-- Opening Marker --
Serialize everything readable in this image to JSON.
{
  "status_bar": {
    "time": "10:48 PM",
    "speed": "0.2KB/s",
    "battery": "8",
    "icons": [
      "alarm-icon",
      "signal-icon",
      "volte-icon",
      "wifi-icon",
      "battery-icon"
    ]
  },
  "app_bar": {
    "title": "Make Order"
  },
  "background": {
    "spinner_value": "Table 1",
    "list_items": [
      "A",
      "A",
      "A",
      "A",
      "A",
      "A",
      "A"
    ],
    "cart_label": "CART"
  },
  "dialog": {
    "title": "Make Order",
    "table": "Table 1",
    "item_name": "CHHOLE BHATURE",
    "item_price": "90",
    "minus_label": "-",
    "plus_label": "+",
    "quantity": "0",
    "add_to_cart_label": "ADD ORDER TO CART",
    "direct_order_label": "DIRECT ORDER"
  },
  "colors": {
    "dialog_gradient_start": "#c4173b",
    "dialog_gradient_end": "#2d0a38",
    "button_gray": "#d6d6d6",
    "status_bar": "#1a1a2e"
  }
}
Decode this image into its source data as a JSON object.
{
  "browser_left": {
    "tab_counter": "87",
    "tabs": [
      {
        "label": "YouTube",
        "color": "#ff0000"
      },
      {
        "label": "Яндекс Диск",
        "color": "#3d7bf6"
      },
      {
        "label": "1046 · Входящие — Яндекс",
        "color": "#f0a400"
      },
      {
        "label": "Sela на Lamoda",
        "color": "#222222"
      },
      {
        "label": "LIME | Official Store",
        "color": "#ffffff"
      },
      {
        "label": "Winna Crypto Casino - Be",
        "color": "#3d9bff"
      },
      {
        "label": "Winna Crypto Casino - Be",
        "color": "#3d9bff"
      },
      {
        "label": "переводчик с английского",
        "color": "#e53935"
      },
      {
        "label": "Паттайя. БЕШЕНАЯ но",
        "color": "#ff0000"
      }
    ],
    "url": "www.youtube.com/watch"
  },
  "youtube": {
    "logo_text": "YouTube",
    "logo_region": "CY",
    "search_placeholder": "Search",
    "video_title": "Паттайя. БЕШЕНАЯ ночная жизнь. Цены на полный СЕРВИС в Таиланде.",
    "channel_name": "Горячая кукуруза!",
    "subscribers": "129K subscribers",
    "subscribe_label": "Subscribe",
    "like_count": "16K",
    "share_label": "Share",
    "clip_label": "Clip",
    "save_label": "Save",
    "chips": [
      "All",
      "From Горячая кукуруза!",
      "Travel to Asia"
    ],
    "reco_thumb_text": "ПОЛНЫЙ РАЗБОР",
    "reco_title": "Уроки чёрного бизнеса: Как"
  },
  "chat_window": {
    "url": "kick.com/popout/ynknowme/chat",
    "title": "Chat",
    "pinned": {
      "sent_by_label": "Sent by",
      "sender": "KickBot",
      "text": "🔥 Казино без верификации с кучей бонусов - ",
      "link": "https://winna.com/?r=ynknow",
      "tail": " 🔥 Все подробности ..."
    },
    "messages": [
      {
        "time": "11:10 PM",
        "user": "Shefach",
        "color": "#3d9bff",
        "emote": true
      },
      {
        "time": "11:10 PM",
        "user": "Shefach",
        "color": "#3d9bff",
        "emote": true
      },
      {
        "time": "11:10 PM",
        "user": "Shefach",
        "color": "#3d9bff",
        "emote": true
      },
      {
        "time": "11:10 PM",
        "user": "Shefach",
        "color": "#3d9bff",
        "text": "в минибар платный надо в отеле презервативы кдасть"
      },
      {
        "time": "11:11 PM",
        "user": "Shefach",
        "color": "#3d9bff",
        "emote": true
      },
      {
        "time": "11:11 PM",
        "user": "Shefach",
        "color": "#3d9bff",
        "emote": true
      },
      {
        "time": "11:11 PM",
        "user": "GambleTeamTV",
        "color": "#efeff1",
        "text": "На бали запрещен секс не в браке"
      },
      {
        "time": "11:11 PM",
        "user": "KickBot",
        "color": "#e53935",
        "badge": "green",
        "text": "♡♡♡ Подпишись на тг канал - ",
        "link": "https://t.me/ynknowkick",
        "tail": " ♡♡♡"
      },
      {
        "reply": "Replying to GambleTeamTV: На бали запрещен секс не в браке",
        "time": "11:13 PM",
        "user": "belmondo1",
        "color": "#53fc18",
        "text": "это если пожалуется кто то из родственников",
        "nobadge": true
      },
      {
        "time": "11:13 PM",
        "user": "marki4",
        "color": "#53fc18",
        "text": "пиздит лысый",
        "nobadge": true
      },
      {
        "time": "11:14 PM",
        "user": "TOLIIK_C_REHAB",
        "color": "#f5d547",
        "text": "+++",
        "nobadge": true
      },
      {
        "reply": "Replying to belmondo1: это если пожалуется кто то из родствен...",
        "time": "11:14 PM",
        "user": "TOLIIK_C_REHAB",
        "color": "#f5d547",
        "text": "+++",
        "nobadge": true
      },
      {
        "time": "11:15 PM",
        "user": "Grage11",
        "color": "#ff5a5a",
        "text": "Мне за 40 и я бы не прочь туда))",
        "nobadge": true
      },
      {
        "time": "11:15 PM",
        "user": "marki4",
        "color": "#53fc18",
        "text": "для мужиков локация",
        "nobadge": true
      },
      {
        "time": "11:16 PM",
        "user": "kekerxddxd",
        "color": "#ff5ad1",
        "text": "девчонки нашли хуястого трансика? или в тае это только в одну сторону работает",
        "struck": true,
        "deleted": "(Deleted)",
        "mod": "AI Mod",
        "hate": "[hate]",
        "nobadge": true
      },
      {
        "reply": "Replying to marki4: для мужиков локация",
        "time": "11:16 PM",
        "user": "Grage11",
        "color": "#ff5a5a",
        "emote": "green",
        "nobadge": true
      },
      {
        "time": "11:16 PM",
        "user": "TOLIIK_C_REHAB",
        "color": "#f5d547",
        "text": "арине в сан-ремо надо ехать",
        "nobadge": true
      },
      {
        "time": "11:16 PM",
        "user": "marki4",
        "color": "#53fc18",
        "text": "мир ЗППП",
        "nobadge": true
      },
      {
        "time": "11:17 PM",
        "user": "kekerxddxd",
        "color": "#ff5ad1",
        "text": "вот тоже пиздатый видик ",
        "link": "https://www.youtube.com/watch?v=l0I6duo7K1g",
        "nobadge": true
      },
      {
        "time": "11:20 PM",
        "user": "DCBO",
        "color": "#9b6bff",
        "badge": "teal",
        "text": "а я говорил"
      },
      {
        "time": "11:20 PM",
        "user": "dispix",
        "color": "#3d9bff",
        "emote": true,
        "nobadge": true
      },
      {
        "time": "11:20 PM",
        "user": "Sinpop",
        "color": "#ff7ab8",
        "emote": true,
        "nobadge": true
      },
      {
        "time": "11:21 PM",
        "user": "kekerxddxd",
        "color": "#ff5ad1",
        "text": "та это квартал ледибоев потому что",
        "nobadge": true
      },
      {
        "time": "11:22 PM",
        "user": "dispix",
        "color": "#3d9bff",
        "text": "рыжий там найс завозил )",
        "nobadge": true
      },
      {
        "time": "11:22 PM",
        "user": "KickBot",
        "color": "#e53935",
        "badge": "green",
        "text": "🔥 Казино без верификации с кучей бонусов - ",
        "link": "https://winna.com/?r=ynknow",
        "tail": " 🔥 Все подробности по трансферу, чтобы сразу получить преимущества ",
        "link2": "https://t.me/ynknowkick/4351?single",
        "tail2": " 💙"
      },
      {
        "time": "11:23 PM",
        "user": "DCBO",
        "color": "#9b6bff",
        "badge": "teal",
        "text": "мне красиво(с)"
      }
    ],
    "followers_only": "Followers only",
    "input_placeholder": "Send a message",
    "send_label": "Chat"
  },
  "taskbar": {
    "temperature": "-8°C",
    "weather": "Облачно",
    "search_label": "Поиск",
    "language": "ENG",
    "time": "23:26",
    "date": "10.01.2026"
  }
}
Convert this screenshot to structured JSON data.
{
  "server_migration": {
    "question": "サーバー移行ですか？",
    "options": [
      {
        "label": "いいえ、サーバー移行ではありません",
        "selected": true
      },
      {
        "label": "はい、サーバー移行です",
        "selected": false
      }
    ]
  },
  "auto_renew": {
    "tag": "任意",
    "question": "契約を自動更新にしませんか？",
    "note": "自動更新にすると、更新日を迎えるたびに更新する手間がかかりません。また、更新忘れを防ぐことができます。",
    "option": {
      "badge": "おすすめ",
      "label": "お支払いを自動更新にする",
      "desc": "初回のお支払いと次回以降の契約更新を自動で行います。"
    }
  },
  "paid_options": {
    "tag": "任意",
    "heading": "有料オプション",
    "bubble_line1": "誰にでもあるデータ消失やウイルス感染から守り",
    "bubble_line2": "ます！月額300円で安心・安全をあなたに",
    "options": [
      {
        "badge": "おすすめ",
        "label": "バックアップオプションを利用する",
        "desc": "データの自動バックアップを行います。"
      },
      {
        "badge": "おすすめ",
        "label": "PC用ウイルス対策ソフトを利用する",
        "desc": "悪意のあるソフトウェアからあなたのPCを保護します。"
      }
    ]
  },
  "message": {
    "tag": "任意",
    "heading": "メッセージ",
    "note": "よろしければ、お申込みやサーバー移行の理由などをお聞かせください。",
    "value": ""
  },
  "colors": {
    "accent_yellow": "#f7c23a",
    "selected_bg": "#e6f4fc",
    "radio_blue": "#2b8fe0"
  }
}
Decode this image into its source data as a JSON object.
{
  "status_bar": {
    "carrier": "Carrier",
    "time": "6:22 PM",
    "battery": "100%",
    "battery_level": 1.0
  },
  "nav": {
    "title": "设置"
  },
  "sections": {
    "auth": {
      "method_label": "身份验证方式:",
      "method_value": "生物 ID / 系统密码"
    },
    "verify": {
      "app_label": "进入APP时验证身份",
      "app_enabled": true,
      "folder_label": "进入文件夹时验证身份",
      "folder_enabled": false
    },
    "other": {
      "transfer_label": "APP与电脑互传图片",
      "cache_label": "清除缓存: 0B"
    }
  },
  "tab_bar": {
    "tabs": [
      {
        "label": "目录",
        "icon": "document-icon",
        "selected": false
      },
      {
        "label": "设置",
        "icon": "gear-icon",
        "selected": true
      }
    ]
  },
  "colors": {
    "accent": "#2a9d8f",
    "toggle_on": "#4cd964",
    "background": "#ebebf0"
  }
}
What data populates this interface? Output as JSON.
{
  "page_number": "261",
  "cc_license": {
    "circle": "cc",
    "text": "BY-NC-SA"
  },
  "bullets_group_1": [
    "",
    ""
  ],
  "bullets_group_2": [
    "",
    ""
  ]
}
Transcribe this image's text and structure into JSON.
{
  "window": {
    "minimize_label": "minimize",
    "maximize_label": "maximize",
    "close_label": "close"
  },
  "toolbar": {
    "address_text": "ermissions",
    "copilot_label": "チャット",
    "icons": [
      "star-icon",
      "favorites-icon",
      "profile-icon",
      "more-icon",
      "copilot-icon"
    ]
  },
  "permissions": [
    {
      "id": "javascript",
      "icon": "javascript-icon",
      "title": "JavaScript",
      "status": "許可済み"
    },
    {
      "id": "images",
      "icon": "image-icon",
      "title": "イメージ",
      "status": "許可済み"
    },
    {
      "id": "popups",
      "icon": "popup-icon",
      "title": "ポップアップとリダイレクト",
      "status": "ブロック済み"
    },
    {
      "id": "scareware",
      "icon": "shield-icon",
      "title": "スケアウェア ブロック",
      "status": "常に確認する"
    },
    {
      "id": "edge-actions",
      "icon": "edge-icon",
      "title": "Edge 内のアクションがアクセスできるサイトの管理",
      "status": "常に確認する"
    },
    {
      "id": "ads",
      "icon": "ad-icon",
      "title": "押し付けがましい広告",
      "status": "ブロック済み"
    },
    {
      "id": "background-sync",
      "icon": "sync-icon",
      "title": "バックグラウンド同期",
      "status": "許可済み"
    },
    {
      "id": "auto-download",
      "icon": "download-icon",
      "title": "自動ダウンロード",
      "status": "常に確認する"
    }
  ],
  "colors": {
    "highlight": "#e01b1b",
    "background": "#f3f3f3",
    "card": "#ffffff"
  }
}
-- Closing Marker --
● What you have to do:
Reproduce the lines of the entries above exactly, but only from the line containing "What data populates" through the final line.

● Task result:
What data populates this interface? Output as JSON.
{
  "page_number": "261",
  "cc_license": {
    "circle": "cc",
    "text": "BY-NC-SA"
  },
  "bullets_group_1": [
    "",
    ""
  ],
  "bullets_group_2": [
    "",
    ""
  ]
}
Transcribe this image's text and structure into JSON.
{
  "window": {
    "minimize_label": "minimize",
    "maximize_label": "maximize",
    "close_label": "close"
  },
  "toolbar": {
    "address_text": "ermissions",
    "copilot_label": "チャット",
    "icons": [
      "star-icon",
      "favorites-icon",
      "profile-icon",
      "more-icon",
      "copilot-icon"
    ]
  },
  "permissions": [
    {
      "id": "javascript",
      "icon": "javascript-icon",
      "title": "JavaScript",
      "status": "許可済み"
    },
    {
      "id": "images",
      "icon": "image-icon",
      "title": "イメージ",
      "status": "許可済み"
    },
    {
      "id": "popups",
      "icon": "popup-icon",
      "title": "ポップアップとリダイレクト",
      "status": "ブロック済み"
    },
    {
      "id": "scareware",
      "icon": "shield-icon",
      "title": "スケアウェア ブロック",
      "status": "常に確認する"
    },
    {
      "id": "edge-actions",
      "icon": "edge-icon",
      "title": "Edge 内のアクションがアクセスできるサイトの管理",
      "status": "常に確認する"
    },
    {
      "id": "ads",
      "icon": "ad-icon",
      "title": "押し付けがましい広告",
      "status": "ブロック済み"
    },
    {
      "id": "background-sync",
      "icon": "sync-icon",
      "title": "バックグラウンド同期",
      "status": "許可済み"
    },
    {
      "id": "auto-download",
      "icon": "download-icon",
      "title": "自動ダウンロード",
      "status": "常に確認する"
    }
  ],
  "colors": {
    "highlight": "#e01b1b",
    "background": "#f3f3f3",
    "card": "#ffffff"
  }
}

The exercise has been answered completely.